WHAT IS REQUIRED -> An exact copy of all records is expected, minus the images.

RECORDS SUPPLIED ->
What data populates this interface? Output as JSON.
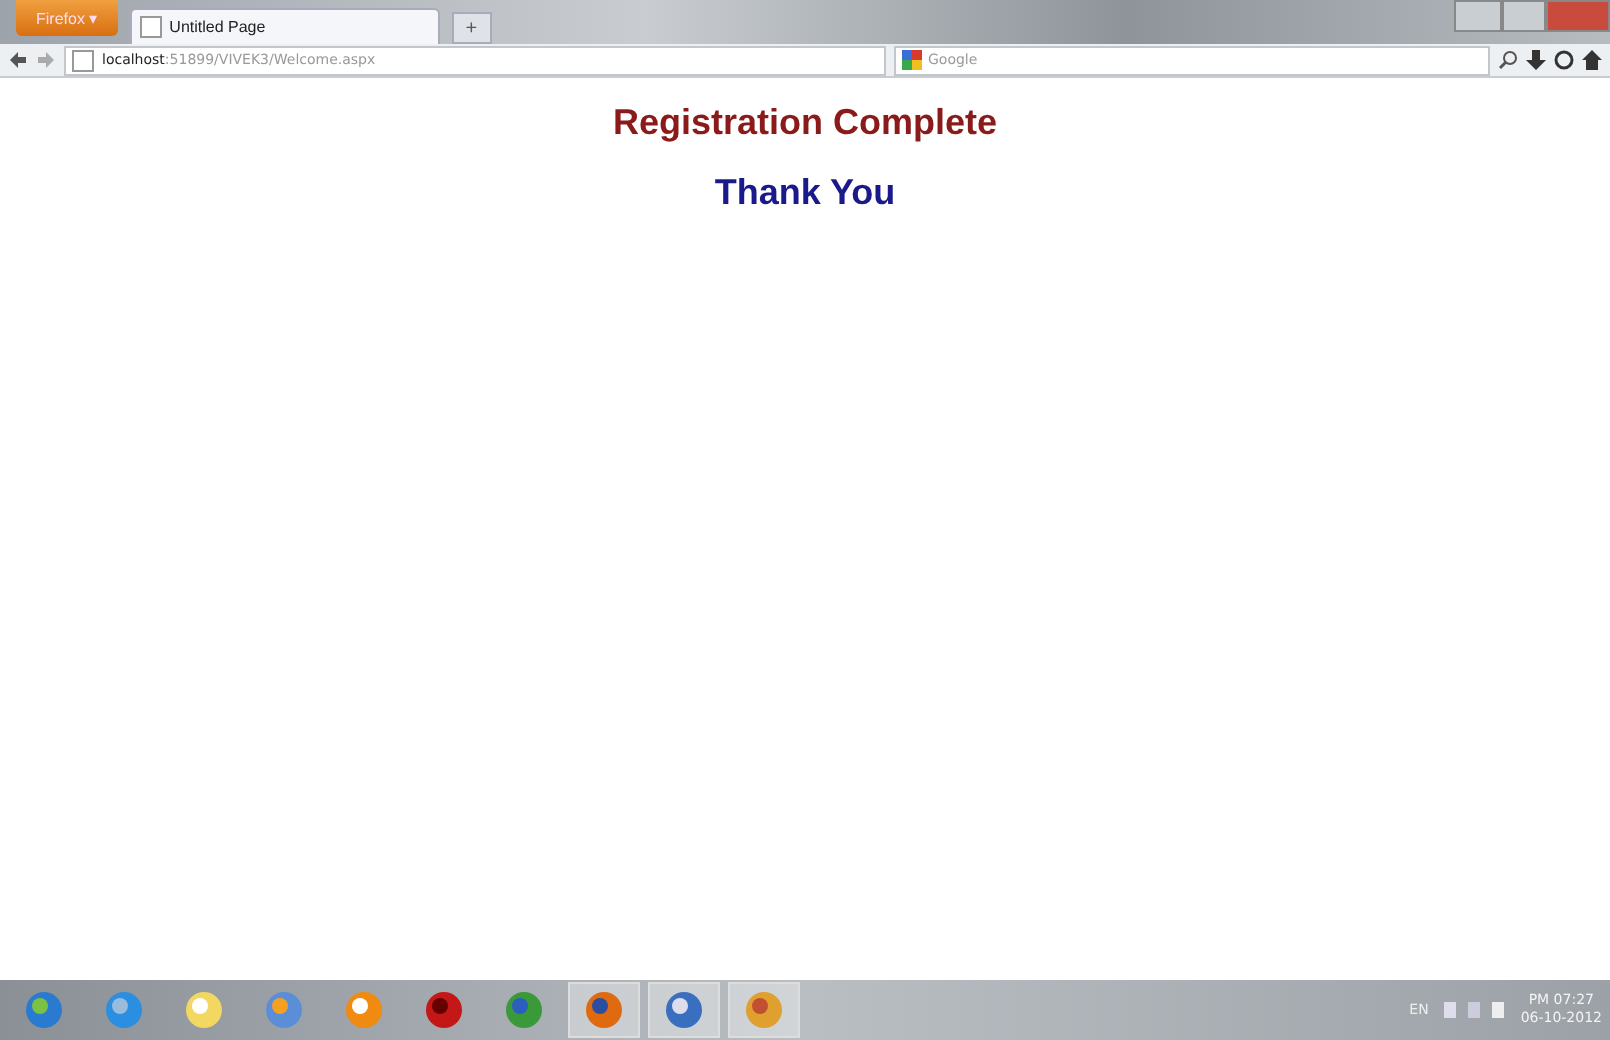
{
  "browser": {
    "menu_button": "Firefox ▾",
    "tabs": [
      {
        "label": "Untitled Page",
        "selected": true
      }
    ],
    "new_tab": "+",
    "url_host": "localhost",
    "url_rest": ":51899/VIVEK3/Welcome.aspx",
    "search_placeholder": "Google"
  },
  "page": {
    "heading": "Registration Complete",
    "subheading": "Thank You"
  },
  "taskbar": {
    "items": [
      {
        "kind": "start",
        "selected": false
      },
      {
        "kind": "ie",
        "selected": false
      },
      {
        "kind": "notes",
        "selected": false
      },
      {
        "kind": "media",
        "selected": false
      },
      {
        "kind": "cone",
        "selected": false
      },
      {
        "kind": "red",
        "selected": false
      },
      {
        "kind": "globe",
        "selected": false
      },
      {
        "kind": "firefox",
        "selected": true
      },
      {
        "kind": "doc",
        "selected": true
      },
      {
        "kind": "app",
        "selected": true
      }
    ],
    "language": "EN",
    "time": "PM 07:27",
    "date": "06-10-2012"
  }
}
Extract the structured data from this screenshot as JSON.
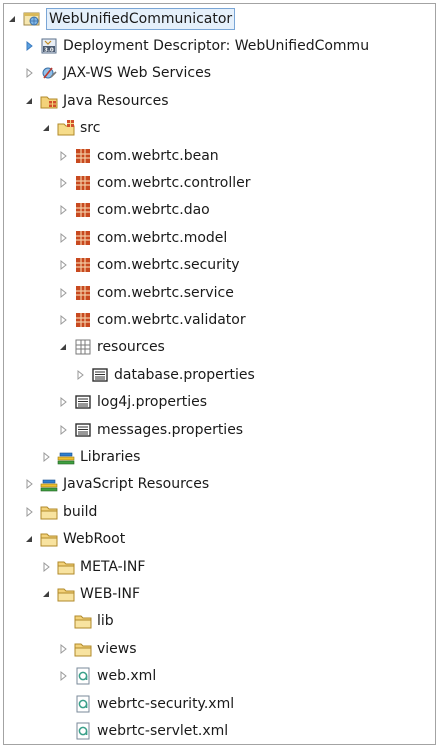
{
  "tree": [
    {
      "label": "WebUnifiedCommunicator",
      "depth": 0,
      "twisty": "expanded",
      "icon": "web-project-icon",
      "selected": true
    },
    {
      "label": "Deployment Descriptor: WebUnifiedCommu",
      "depth": 1,
      "twisty": "collapsed-blue",
      "icon": "deployment-descriptor-icon"
    },
    {
      "label": "JAX-WS Web Services",
      "depth": 1,
      "twisty": "collapsed",
      "icon": "web-services-icon"
    },
    {
      "label": "Java Resources",
      "depth": 1,
      "twisty": "expanded",
      "icon": "java-resources-icon"
    },
    {
      "label": "src",
      "depth": 2,
      "twisty": "expanded",
      "icon": "source-folder-icon"
    },
    {
      "label": "com.webrtc.bean",
      "depth": 3,
      "twisty": "collapsed",
      "icon": "package-icon"
    },
    {
      "label": "com.webrtc.controller",
      "depth": 3,
      "twisty": "collapsed",
      "icon": "package-icon"
    },
    {
      "label": "com.webrtc.dao",
      "depth": 3,
      "twisty": "collapsed",
      "icon": "package-icon"
    },
    {
      "label": "com.webrtc.model",
      "depth": 3,
      "twisty": "collapsed",
      "icon": "package-icon"
    },
    {
      "label": "com.webrtc.security",
      "depth": 3,
      "twisty": "collapsed",
      "icon": "package-icon"
    },
    {
      "label": "com.webrtc.service",
      "depth": 3,
      "twisty": "collapsed",
      "icon": "package-icon"
    },
    {
      "label": "com.webrtc.validator",
      "depth": 3,
      "twisty": "collapsed",
      "icon": "package-icon"
    },
    {
      "label": "resources",
      "depth": 3,
      "twisty": "expanded",
      "icon": "empty-package-icon"
    },
    {
      "label": "database.properties",
      "depth": 4,
      "twisty": "collapsed",
      "icon": "properties-file-icon"
    },
    {
      "label": "log4j.properties",
      "depth": 3,
      "twisty": "collapsed",
      "icon": "properties-file-icon"
    },
    {
      "label": "messages.properties",
      "depth": 3,
      "twisty": "collapsed",
      "icon": "properties-file-icon"
    },
    {
      "label": "Libraries",
      "depth": 2,
      "twisty": "collapsed",
      "icon": "libraries-icon"
    },
    {
      "label": "JavaScript Resources",
      "depth": 1,
      "twisty": "collapsed",
      "icon": "libraries-icon"
    },
    {
      "label": "build",
      "depth": 1,
      "twisty": "collapsed",
      "icon": "folder-icon"
    },
    {
      "label": "WebRoot",
      "depth": 1,
      "twisty": "expanded",
      "icon": "folder-icon"
    },
    {
      "label": "META-INF",
      "depth": 2,
      "twisty": "collapsed",
      "icon": "folder-icon"
    },
    {
      "label": "WEB-INF",
      "depth": 2,
      "twisty": "expanded",
      "icon": "folder-icon"
    },
    {
      "label": "lib",
      "depth": 3,
      "twisty": "none",
      "icon": "folder-icon"
    },
    {
      "label": "views",
      "depth": 3,
      "twisty": "collapsed",
      "icon": "folder-icon"
    },
    {
      "label": "web.xml",
      "depth": 3,
      "twisty": "collapsed",
      "icon": "xml-file-icon"
    },
    {
      "label": "webrtc-security.xml",
      "depth": 3,
      "twisty": "none",
      "icon": "xml-file-icon"
    },
    {
      "label": "webrtc-servlet.xml",
      "depth": 3,
      "twisty": "none",
      "icon": "xml-file-icon"
    }
  ]
}
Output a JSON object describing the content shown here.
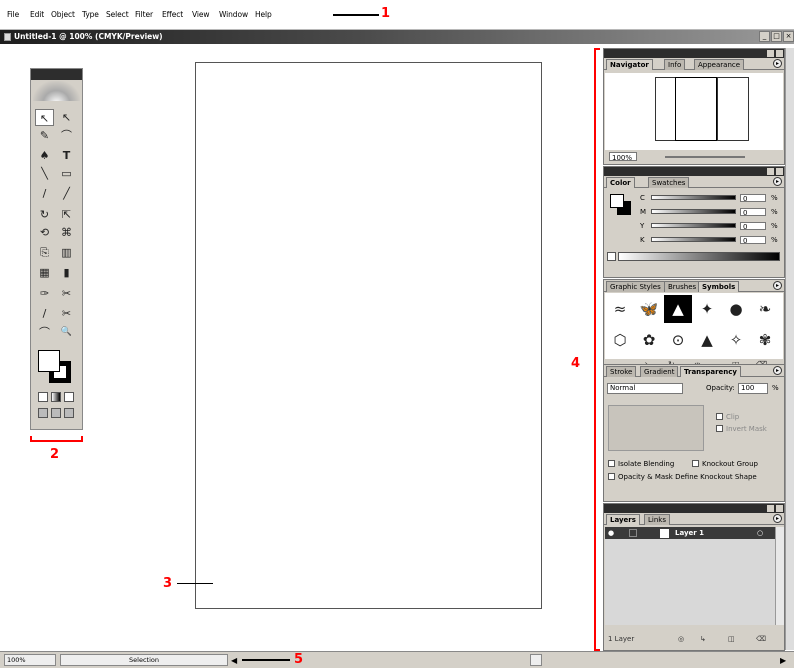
{
  "menubar": {
    "items": [
      "File",
      "Edit",
      "Object",
      "Type",
      "Select",
      "Filter",
      "Effect",
      "View",
      "Window",
      "Help"
    ]
  },
  "callouts": {
    "one": "1",
    "two": "2",
    "three": "3",
    "four": "4",
    "five": "5"
  },
  "window": {
    "title": "Untitled-1 @ 100% (CMYK/Preview)",
    "min_label": "_",
    "max_label": "□",
    "close_label": "×"
  },
  "toolbox": {
    "tools": [
      "↖",
      "↖",
      "✎",
      "⌒",
      "♠",
      "T",
      "╲",
      "▭",
      "/",
      "╱",
      "↻",
      "⇱",
      "⟲",
      "⌘",
      "⎘",
      "▥",
      "▦",
      "▮",
      "✑",
      "✂",
      "/",
      "✂",
      "⌒",
      "🔍"
    ]
  },
  "navigator_panel": {
    "tabs": [
      "Navigator",
      "Info",
      "Appearance"
    ],
    "zoom": "100%"
  },
  "color_panel": {
    "tabs": [
      "Color",
      "Swatches"
    ],
    "channels": [
      {
        "label": "C",
        "value": "0",
        "unit": "%"
      },
      {
        "label": "M",
        "value": "0",
        "unit": "%"
      },
      {
        "label": "Y",
        "value": "0",
        "unit": "%"
      },
      {
        "label": "K",
        "value": "0",
        "unit": "%"
      }
    ]
  },
  "symbols_panel": {
    "tabs": [
      "Graphic Styles",
      "Brushes",
      "Symbols"
    ],
    "symbols": [
      "≈",
      "🦋",
      "▲",
      "✦",
      "●",
      "❧",
      "⬡",
      "✿",
      "⊙",
      "▲",
      "✧",
      "✾"
    ]
  },
  "transparency_panel": {
    "tabs": [
      "Stroke",
      "Gradient",
      "Transparency"
    ],
    "blend_mode": "Normal",
    "opacity_label": "Opacity:",
    "opacity_value": "100",
    "opacity_unit": "%",
    "clip_label": "Clip",
    "invert_mask_label": "Invert Mask",
    "isolate_blending_label": "Isolate Blending",
    "knockout_group_label": "Knockout Group",
    "opacity_mask_label": "Opacity & Mask Define Knockout Shape"
  },
  "layers_panel": {
    "tabs": [
      "Layers",
      "Links"
    ],
    "layer_name": "Layer 1",
    "count": "1 Layer"
  },
  "statusbar": {
    "zoom": "100%",
    "tool": "Selection"
  }
}
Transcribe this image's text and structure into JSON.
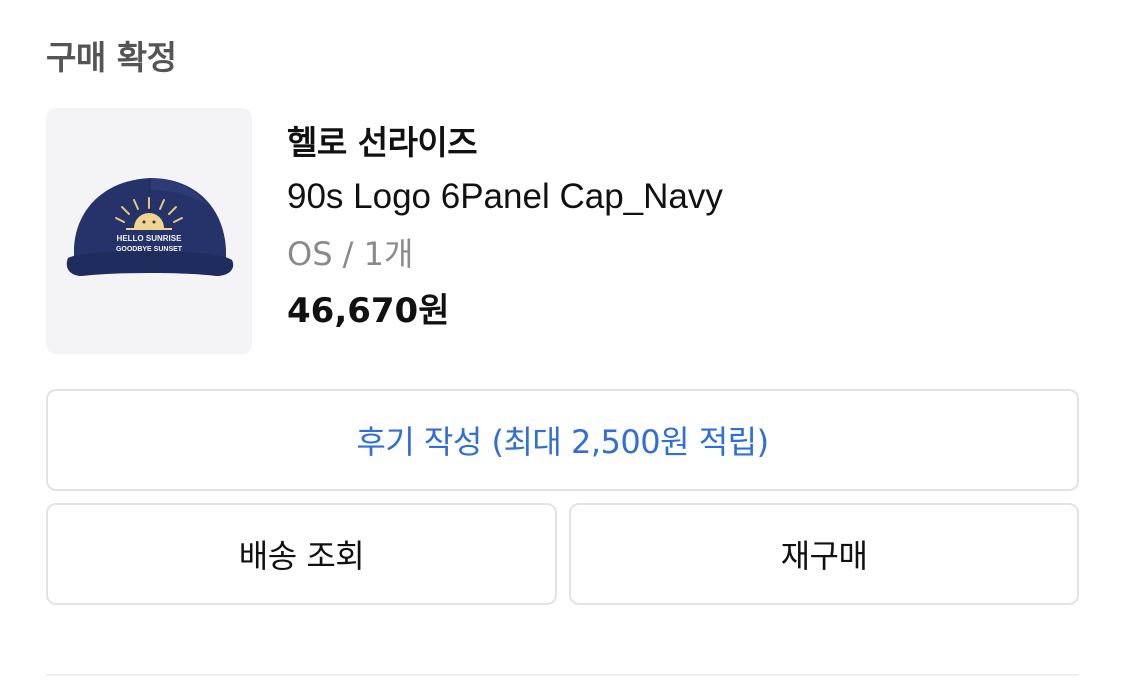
{
  "order": {
    "status_title": "구매 확정"
  },
  "product": {
    "brand": "헬로 선라이즈",
    "name": "90s Logo 6Panel Cap_Navy",
    "option": "OS / 1개",
    "price": "46,670원",
    "image_text_line1": "HELLO SUNRISE",
    "image_text_line2": "GOODBYE SUNSET"
  },
  "actions": {
    "review_label": "후기 작성 (최대 2,500원 적립)",
    "track_label": "배송 조회",
    "rebuy_label": "재구매"
  },
  "colors": {
    "accent_link": "#2f6fd6",
    "cap_navy": "#233166"
  }
}
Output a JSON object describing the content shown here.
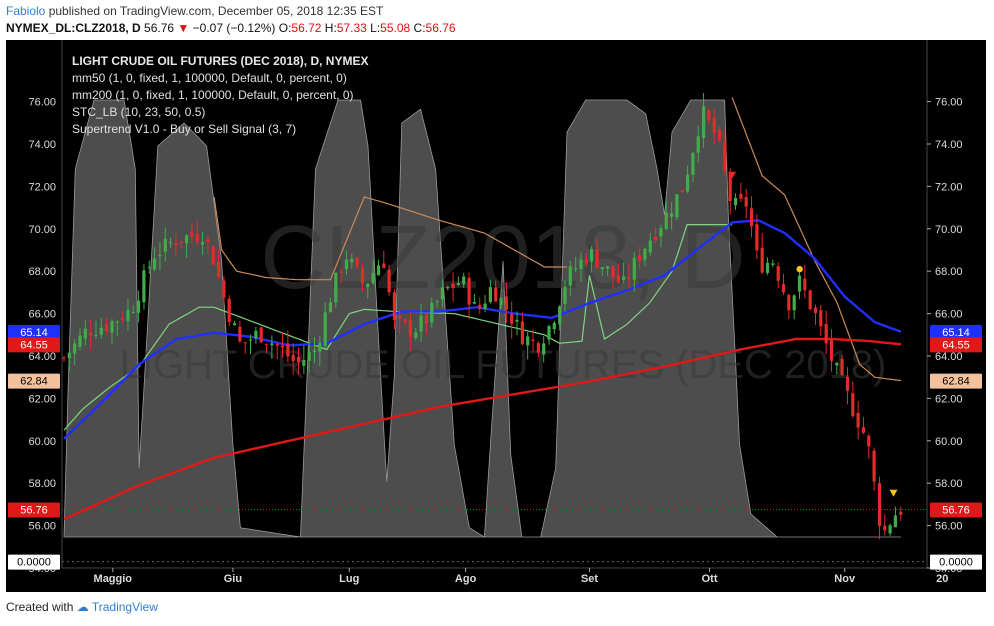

EXPECTED OUTPUT ->
What data populates this interface? Output as JSON.
{
  "browser": {
    "menu_button": "Firefox ▾",
    "tabs": [
      {
        "label": "Untitled Page",
        "selected": true
      }
    ],
    "new_tab": "+",
    "url_host": "localhost",
    "url_rest": ":51899/VIVEK3/Welcome.aspx",
    "search_placeholder": "Google"
  },
  "page": {
    "heading": "Registration Complete",
    "subheading": "Thank You"
  },
  "taskbar": {
    "items": [
      {
        "kind": "start",
        "selected": false
      },
      {
        "kind": "ie",
        "selected": false
      },
      {
        "kind": "notes",
        "selected": false
      },
      {
        "kind": "media",
        "selected": false
      },
      {
        "kind": "cone",
        "selected": false
      },
      {
        "kind": "red",
        "selected": false
      },
      {
        "kind": "globe",
        "selected": false
      },
      {
        "kind": "firefox",
        "selected": true
      },
      {
        "kind": "doc",
        "selected": true
      },
      {
        "kind": "app",
        "selected": true
      }
    ],
    "language": "EN",
    "time": "PM 07:27",
    "date": "06-10-2012"
  }
}
Extract the structured data from this screenshot as JSON.
{
  "tree": [
    {
      "label": "WebUnifiedCommunicator",
      "depth": 0,
      "twisty": "expanded",
      "icon": "web-project-icon",
      "selected": true
    },
    {
      "label": "Deployment Descriptor: WebUnifiedCommu",
      "depth": 1,
      "twisty": "collapsed-blue",
      "icon": "deployment-descriptor-icon"
    },
    {
      "label": "JAX-WS Web Services",
      "depth": 1,
      "twisty": "collapsed",
      "icon": "web-services-icon"
    },
    {
      "label": "Java Resources",
      "depth": 1,
      "twisty": "expanded",
      "icon": "java-resources-icon"
    },
    {
      "label": "src",
      "depth": 2,
      "twisty": "expanded",
      "icon": "source-folder-icon"
    },
    {
      "label": "com.webrtc.bean",
      "depth": 3,
      "twisty": "collapsed",
      "icon": "package-icon"
    },
    {
      "label": "com.webrtc.controller",
      "depth": 3,
      "twisty": "collapsed",
      "icon": "package-icon"
    },
    {
      "label": "com.webrtc.dao",
      "depth": 3,
      "twisty": "collapsed",
      "icon": "package-icon"
    },
    {
      "label": "com.webrtc.model",
      "depth": 3,
      "twisty": "collapsed",
      "icon": "package-icon"
    },
    {
      "label": "com.webrtc.security",
      "depth": 3,
      "twisty": "collapsed",
      "icon": "package-icon"
    },
    {
      "label": "com.webrtc.service",
      "depth": 3,
      "twisty": "collapsed",
      "icon": "package-icon"
    },
    {
      "label": "com.webrtc.validator",
      "depth": 3,
      "twisty": "collapsed",
      "icon": "package-icon"
    },
    {
      "label": "resources",
      "depth": 3,
      "twisty": "expanded",
      "icon": "empty-package-icon"
    },
    {
      "label": "database.properties",
      "depth": 4,
      "twisty": "collapsed",
      "icon": "properties-file-icon"
    },
    {
      "label": "log4j.properties",
      "depth": 3,
      "twisty": "collapsed",
      "icon": "properties-file-icon"
    },
    {
      "label": "messages.properties",
      "depth": 3,
      "twisty": "collapsed",
      "icon": "properties-file-icon"
    },
    {
      "label": "Libraries",
      "depth": 2,
      "twisty": "collapsed",
      "icon": "libraries-icon"
    },
    {
      "label": "JavaScript Resources",
      "depth": 1,
      "twisty": "collapsed",
      "icon": "libraries-icon"
    },
    {
      "label": "build",
      "depth": 1,
      "twisty": "collapsed",
      "icon": "folder-icon"
    },
    {
      "label": "WebRoot",
      "depth": 1,
      "twisty": "expanded",
      "icon": "folder-icon"
    },
    {
      "label": "META-INF",
      "depth": 2,
      "twisty": "collapsed",
      "icon": "folder-icon"
    },
    {
      "label": "WEB-INF",
      "depth": 2,
      "twisty": "expanded",
      "icon": "folder-icon"
    },
    {
      "label": "lib",
      "depth": 3,
      "twisty": "none",
      "icon": "folder-icon"
    },
    {
      "label": "views",
      "depth": 3,
      "twisty": "collapsed",
      "icon": "folder-icon"
    },
    {
      "label": "web.xml",
      "depth": 3,
      "twisty": "collapsed",
      "icon": "xml-file-icon"
    },
    {
      "label": "webrtc-security.xml",
      "depth": 3,
      "twisty": "none",
      "icon": "xml-file-icon"
    },
    {
      "label": "webrtc-servlet.xml",
      "depth": 3,
      "twisty": "none",
      "icon": "xml-file-icon"
    }
  ]
}
Output a JSON object describing the content shown here.
{
  "menubar": {
    "items": [
      "File",
      "Edit",
      "Object",
      "Type",
      "Select",
      "Filter",
      "Effect",
      "View",
      "Window",
      "Help"
    ]
  },
  "callouts": {
    "one": "1",
    "two": "2",
    "three": "3",
    "four": "4",
    "five": "5"
  },
  "window": {
    "title": "Untitled-1 @ 100% (CMYK/Preview)",
    "min_label": "_",
    "max_label": "□",
    "close_label": "×"
  },
  "toolbox": {
    "tools": [
      "↖",
      "↖",
      "✎",
      "⌒",
      "♠",
      "T",
      "╲",
      "▭",
      "/",
      "╱",
      "↻",
      "⇱",
      "⟲",
      "⌘",
      "⎘",
      "▥",
      "▦",
      "▮",
      "✑",
      "✂",
      "/",
      "✂",
      "⌒",
      "🔍"
    ]
  },
  "navigator_panel": {
    "tabs": [
      "Navigator",
      "Info",
      "Appearance"
    ],
    "zoom": "100%"
  },
  "color_panel": {
    "tabs": [
      "Color",
      "Swatches"
    ],
    "channels": [
      {
        "label": "C",
        "value": "0",
        "unit": "%"
      },
      {
        "label": "M",
        "value": "0",
        "unit": "%"
      },
      {
        "label": "Y",
        "value": "0",
        "unit": "%"
      },
      {
        "label": "K",
        "value": "0",
        "unit": "%"
      }
    ]
  },
  "symbols_panel": {
    "tabs": [
      "Graphic Styles",
      "Brushes",
      "Symbols"
    ],
    "symbols": [
      "≈",
      "🦋",
      "▲",
      "✦",
      "●",
      "❧",
      "⬡",
      "✿",
      "⊙",
      "▲",
      "✧",
      "✾"
    ]
  },
  "transparency_panel": {
    "tabs": [
      "Stroke",
      "Gradient",
      "Transparency"
    ],
    "blend_mode": "Normal",
    "opacity_label": "Opacity:",
    "opacity_value": "100",
    "opacity_unit": "%",
    "clip_label": "Clip",
    "invert_mask_label": "Invert Mask",
    "isolate_blending_label": "Isolate Blending",
    "knockout_group_label": "Knockout Group",
    "opacity_mask_label": "Opacity & Mask Define Knockout Shape"
  },
  "layers_panel": {
    "tabs": [
      "Layers",
      "Links"
    ],
    "layer_name": "Layer 1",
    "count": "1 Layer"
  },
  "statusbar": {
    "zoom": "100%",
    "tool": "Selection"
  }
}
Transcribe this image's text and structure into JSON.
{
  "order": {
    "status_title": "구매 확정"
  },
  "product": {
    "brand": "헬로 선라이즈",
    "name": "90s Logo 6Panel Cap_Navy",
    "option": "OS / 1개",
    "price": "46,670원",
    "image_text_line1": "HELLO SUNRISE",
    "image_text_line2": "GOODBYE SUNSET"
  },
  "actions": {
    "review_label": "후기 작성 (최대 2,500원 적립)",
    "track_label": "배송 조회",
    "rebuy_label": "재구매"
  },
  "colors": {
    "accent_link": "#2f6fd6",
    "cap_navy": "#233166"
  }
}
Output a JSON object describing the content shown here.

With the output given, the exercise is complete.